This level of complexity should really cause us some humility, and an awareness that the system in which we all function with its familiar (but unjustifiable) emphasis on accountability through testing, the concept of “disadvantage,” (used to bolster the social mobility myth), and the relentless substitution of school vigilance and accompanying social policy for family responsibility (in, for instance, PREVENT and the safeguarding agenda), is a simplified, ideologically-contrived framework so that the government can show it is meeting the “demands of the electorate” and “improving education” with a view to the plebiscite a few years down the line. That is all. As a friend of mine wrote to me this week, it is a “poisonous brew of compliance and accountability that has enthralled a whole generation of heads and advisors who should have known better.”
But what if teaching and learning were not really about these things at all? What if the progress data in KS1 and KS2 English and Maths had no relation whatever to the success of young people not just economically but in making sense of their world and contributing to it? Are we confident yet that this level of accountability is bringing success for our children – by any measure at all? Do their simplistic measures of school success and children’s learning contribute in any way to the national fund of contentment or peace? Is the grading of schools by Ofsted actually improving schools by any other measures except those which Ofsted was designed to improve and uses as its metrics? Is there evidence that they have done us good? Or have they only increased metrics in our “counterfeit version of reality?”

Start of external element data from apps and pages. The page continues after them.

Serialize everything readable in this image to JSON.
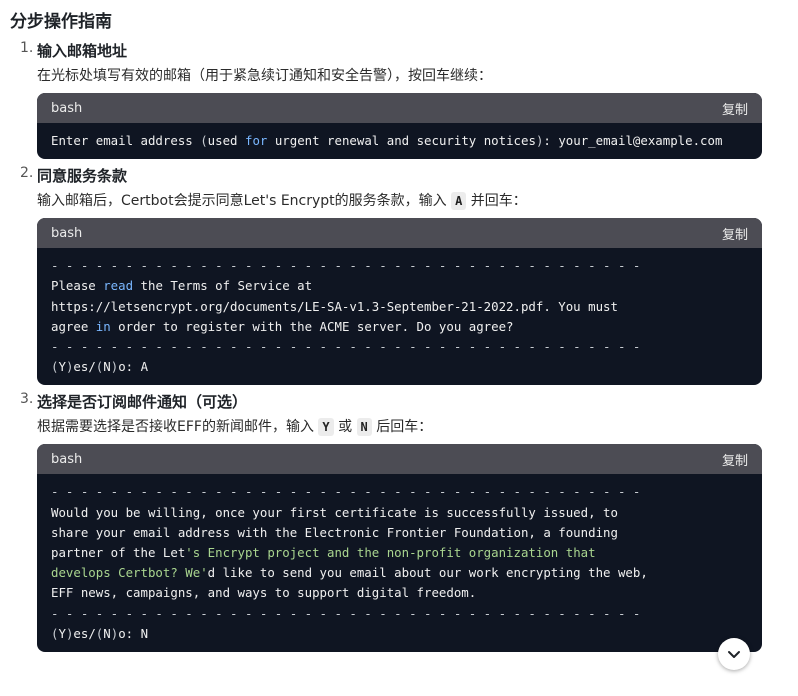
{
  "heading": "分步操作指南",
  "copy_label": "复制",
  "steps": [
    {
      "number": "1.",
      "title": "输入邮箱地址",
      "desc": "在光标处填写有效的邮箱（用于紧急续订通知和安全告警），按回车继续：",
      "lang": "bash",
      "code": {
        "l1a": "Enter email address ",
        "l1p1": "(",
        "l1b": "used ",
        "l1kw": "for",
        "l1c": " urgent renewal and security notices",
        "l1p2": ")",
        "l1d": ": your_email@example.com"
      }
    },
    {
      "number": "2.",
      "title": "同意服务条款",
      "desc_before": "输入邮箱后，Certbot会提示同意Let's Encrypt的服务条款，输入",
      "key": "A",
      "desc_after": "并回车：",
      "lang": "bash",
      "code": {
        "sep": "- - - - - - - - - - - - - - - - - - - - - - - - - - - - - - - - - - - - - - - -",
        "l1a": "Please ",
        "l1kw": "read",
        "l1b": " the Terms of Service at",
        "l2": "https://letsencrypt.org/documents/LE-SA-v1.3-September-21-2022.pdf. You must",
        "l3a": "agree ",
        "l3kw": "in",
        "l3b": " order to register with the ACME server. Do you agree?",
        "yes_p1": "(",
        "yes_y": "Y",
        "yes_p2": ")",
        "yes_mid": "es/",
        "yes_p3": "(",
        "yes_n": "N",
        "yes_p4": ")",
        "yes_end": "o: A"
      }
    },
    {
      "number": "3.",
      "title": "选择是否订阅邮件通知（可选）",
      "desc_before": "根据需要选择是否接收EFF的新闻邮件，输入",
      "key1": "Y",
      "or": "或",
      "key2": "N",
      "desc_after": "后回车：",
      "lang": "bash",
      "code": {
        "sep": "- - - - - - - - - - - - - - - - - - - - - - - - - - - - - - - - - - - - - - - -",
        "l1": "Would you be willing, once your first certificate is successfully issued, to",
        "l2": "share your email address with the Electronic Frontier Foundation, a founding",
        "l3a": "partner of the Let",
        "l3s": "'s Encrypt project and the non-profit organization that",
        "l4s": "develops Certbot? We'",
        "l4b": "d like to send you email about our work encrypting the web,",
        "l5": "EFF news, campaigns, and ways to support digital freedom.",
        "yes_p1": "(",
        "yes_y": "Y",
        "yes_p2": ")",
        "yes_mid": "es/",
        "yes_p3": "(",
        "yes_n": "N",
        "yes_p4": ")",
        "yes_end": "o: N"
      }
    }
  ],
  "scroll_button_icon": "chevron-down-icon"
}
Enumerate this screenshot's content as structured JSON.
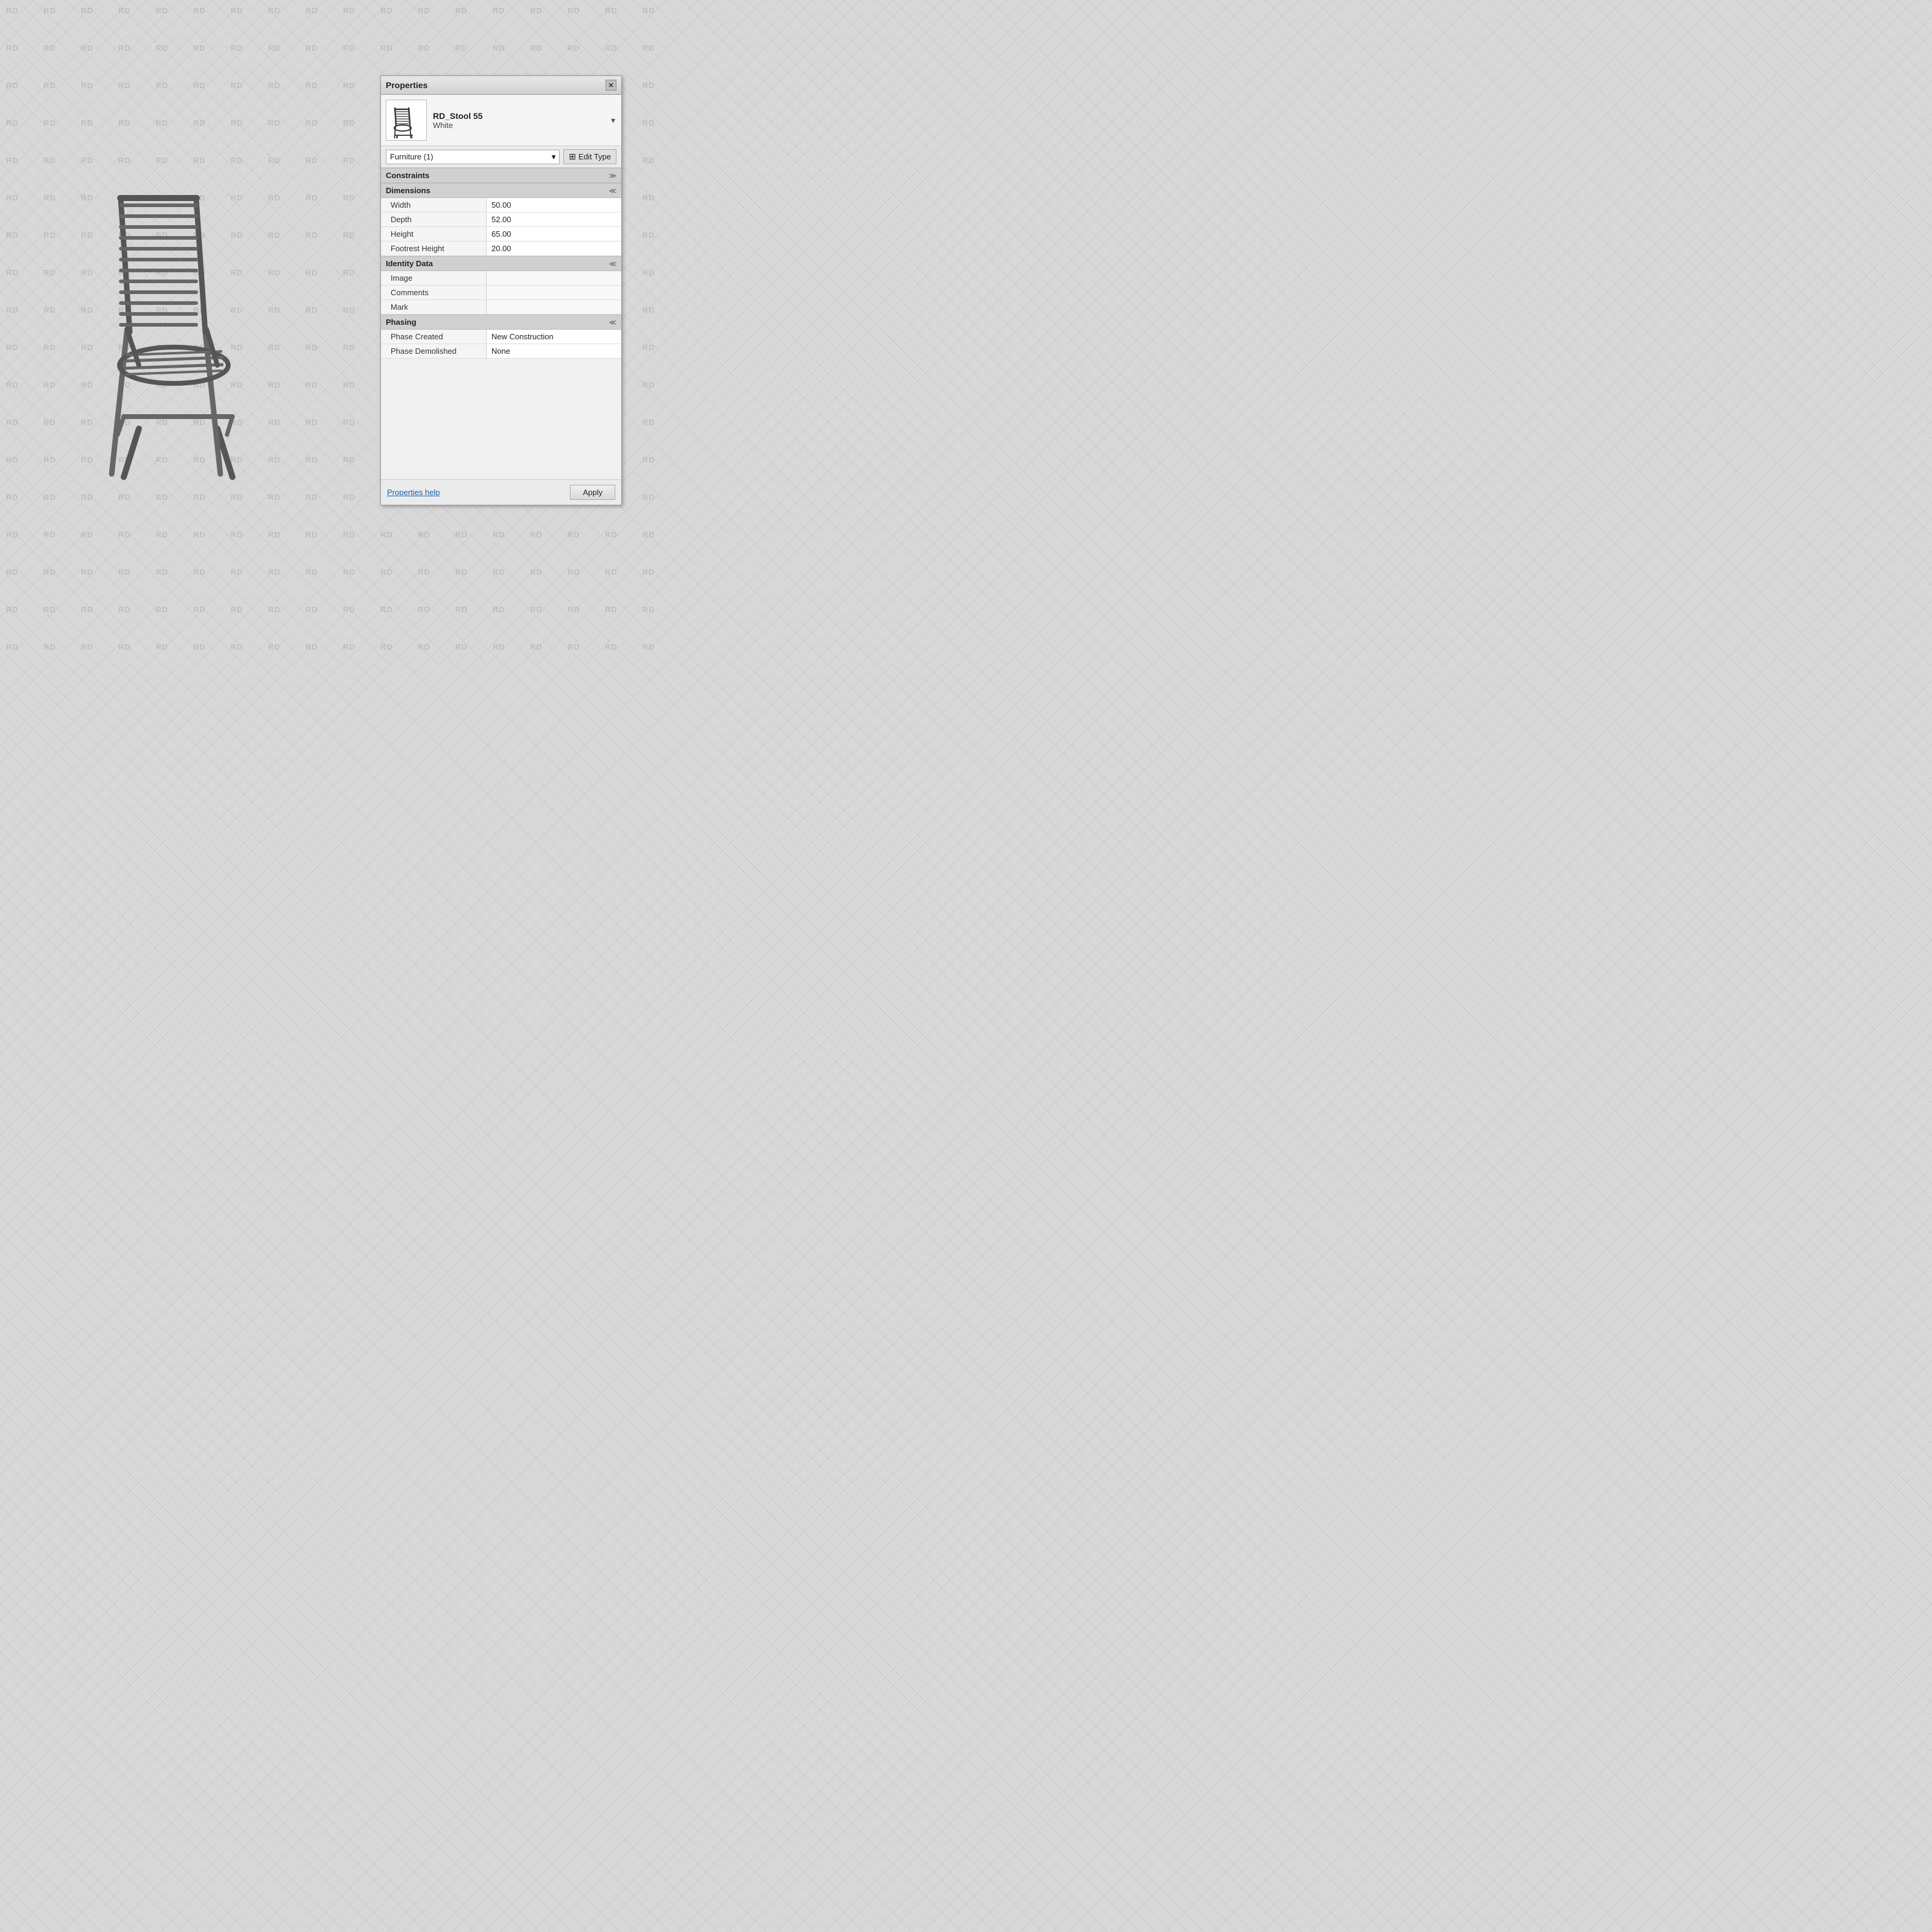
{
  "watermark": {
    "text": "RD"
  },
  "panel": {
    "title": "Properties",
    "close_label": "✕",
    "item": {
      "name": "RD_Stool 55",
      "subname": "White"
    },
    "selector": {
      "value": "Furniture (1)",
      "dropdown_arrow": "▾"
    },
    "edit_type_label": "Edit Type",
    "sections": [
      {
        "id": "constraints",
        "title": "Constraints",
        "collapsed": true,
        "toggle": "⋙",
        "properties": []
      },
      {
        "id": "dimensions",
        "title": "Dimensions",
        "collapsed": false,
        "toggle": "⋘",
        "properties": [
          {
            "label": "Width",
            "value": "50.00"
          },
          {
            "label": "Depth",
            "value": "52.00"
          },
          {
            "label": "Height",
            "value": "65.00"
          },
          {
            "label": "Footrest Height",
            "value": "20.00"
          }
        ]
      },
      {
        "id": "identity-data",
        "title": "Identity Data",
        "collapsed": false,
        "toggle": "⋘",
        "properties": [
          {
            "label": "Image",
            "value": ""
          },
          {
            "label": "Comments",
            "value": ""
          },
          {
            "label": "Mark",
            "value": ""
          }
        ]
      },
      {
        "id": "phasing",
        "title": "Phasing",
        "collapsed": false,
        "toggle": "⋘",
        "properties": [
          {
            "label": "Phase Created",
            "value": "New Construction"
          },
          {
            "label": "Phase Demolished",
            "value": "None"
          }
        ]
      }
    ],
    "footer": {
      "help_link": "Properties help",
      "apply_button": "Apply"
    }
  }
}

Who is there to say that SATs are unimportant, that they give a false picture of school improvement, that they distort children’s learning and major on minors? Because they are. Who is there to say that those school leaders and Local Authorities who measure their success by the percentage of children (aged 5, 7 and 11) who meet an arbitrary standard, are simply deluding themselves? Because we are. We live in the counterfeit reality of the simplified world where progress is certain, complexities are less complex and more tractable, and social mobility, stability and the ongoing creation of wealth are the right destination for the bus. And it is a myth. Sorry. It is.
Supposing that Bishop Alan Wilson’s words to us at a conference in 2012 (picture above) were actually true? And that joy and love actually are the purpose of learning and of school? How would we reframe our research questions then?